Policy makers at their July 31-Aug. 1 meeting were moving toward additional action, according to minutes released last week. Many members of the panel said more stimulus will be needed “fairly soon” unless the recovery shows signs of a “substantial and sustainable strengthening.”
Central bankers considered extending the time horizon the Fed expects to keep its benchmark interest rate low as well as additional bond purchases, the minutes show. Since January, the Fed has said economic conditions would likely warrant keeping the rate “exceptionally low” through at least late 2014. The rate has been kept close to zero since December 2008.
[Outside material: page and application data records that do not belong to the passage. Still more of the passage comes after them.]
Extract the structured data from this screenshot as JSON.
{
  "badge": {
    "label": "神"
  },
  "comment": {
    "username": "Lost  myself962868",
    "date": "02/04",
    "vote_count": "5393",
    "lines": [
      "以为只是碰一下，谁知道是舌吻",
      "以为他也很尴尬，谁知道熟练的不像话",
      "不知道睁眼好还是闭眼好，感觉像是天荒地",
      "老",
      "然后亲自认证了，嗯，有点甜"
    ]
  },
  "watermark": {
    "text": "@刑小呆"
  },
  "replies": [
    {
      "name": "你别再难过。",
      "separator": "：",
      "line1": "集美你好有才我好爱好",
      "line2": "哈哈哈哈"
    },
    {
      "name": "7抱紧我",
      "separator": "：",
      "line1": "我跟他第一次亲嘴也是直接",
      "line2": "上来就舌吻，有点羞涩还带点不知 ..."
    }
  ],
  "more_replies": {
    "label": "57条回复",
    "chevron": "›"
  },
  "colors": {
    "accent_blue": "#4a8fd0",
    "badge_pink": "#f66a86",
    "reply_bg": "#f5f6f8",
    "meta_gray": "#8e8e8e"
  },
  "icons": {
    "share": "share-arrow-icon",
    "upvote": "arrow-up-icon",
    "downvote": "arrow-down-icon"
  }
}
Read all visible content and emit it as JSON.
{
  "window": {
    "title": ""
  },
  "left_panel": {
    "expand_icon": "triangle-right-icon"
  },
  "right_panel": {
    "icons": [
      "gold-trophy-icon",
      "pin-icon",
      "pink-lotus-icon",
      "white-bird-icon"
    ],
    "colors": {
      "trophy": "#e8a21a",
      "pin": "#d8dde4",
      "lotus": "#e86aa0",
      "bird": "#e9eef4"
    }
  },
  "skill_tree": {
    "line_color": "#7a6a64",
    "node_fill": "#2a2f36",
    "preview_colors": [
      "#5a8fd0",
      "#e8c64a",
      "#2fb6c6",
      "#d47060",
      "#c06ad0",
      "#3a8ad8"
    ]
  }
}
The steps are among the unorthodox policy tools wielded by Bernanke, a 58-year-old former Princeton professor, as he sought to pull the nation out of its worst recession since the Great Depression and then to ensure a lasting recovery.
Bernanke, a student of the Depression, has presided over what the economist William White, a former member of the Bank for International Settlements’ executive committee, calls “one of the greatest economic experiments of all time.”
Three years into the expansion, Bernanke has tried to nudge the economy onto a path of stronger growth to boost hiring. The FOMC on June 20 extended a program, known as Operation Twist, that replaces short-term notes in its portfolio with longer-term assets in an effort to further suppress longer-term interest rates.
The Fed chairman’s unprecedented use of the central bank’s powers -- which also involved the rescue of Bear Stearns Cos. and American International Group Inc. during the financial crisis -- has become a contentious issue in an election year.
Romney told the Fox Business Network on Aug. 23 that he wouldn’t reappoint Bernanke, raising questions about the succession more than a year before Bernanke’s term expires in January 2014.
“Criticism is fair game, but this is like political football,” said Mark Gertler, a New York University economist and research collaborator with Bernanke. “Years from now, people who will look back are going to thank God we had Bernanke as chairman over this period and that he was able to keep the focus on the job and conduct responsible monetary policy.”
Since the last FOMC meeting, data on housing, manufacturing and retail sales have exceeded expectations, prompting some Fed officials to cast doubt on the need for additional easing.
St. Louis Fed President James Bullard said in a Bloomberg Television interview today that policy makers should wait for more data before deciding on “big action.”
Still, the signs of strength in the economy may not be enough to satisfy Fed policy makers whose mandate from Congress requires them to aim for maximum employment and stable prices.
Chicago’s Charles Evans, San Francisco’s John Williams and Boston’s Eric Rosengren have said that they favor “open-ended” asset buying. Evans said in Hong Kong Aug. 27 that the FOMC should begin a third round of purchases and keep buying until unemployment falls for at least six months.
Gross domestic product expanded at a 1.7 percent annual rate in the second quarter, slowing from 4.1 percent in the final three months of last year. Employers probably added 127,000 jobs in August, down from 163,000 a month before, according to the median forecast in a Bloomberg News survey of economists before the Sept. 7 Labor Department report.
Cooling growth leaves the world’s biggest economy more vulnerable to fallout from the debt crisis in Europe and the so-called fiscal cliff in the U.S., the $600 billion of tax increases and spending cuts that will take effect automatically at the end of the year unless Congress acts.
Budget cuts at all levels of government have “become an important headwind for the pace of economic growth,” Bernanke said today. In addition, “a major source of financial strains has been uncertainty about developments in Europe.”
Bernanke used the same forum in 2010 to signal a willingness to take additional action. The following November, the Fed decided to buy $600 billion of Treasuries through June 2011.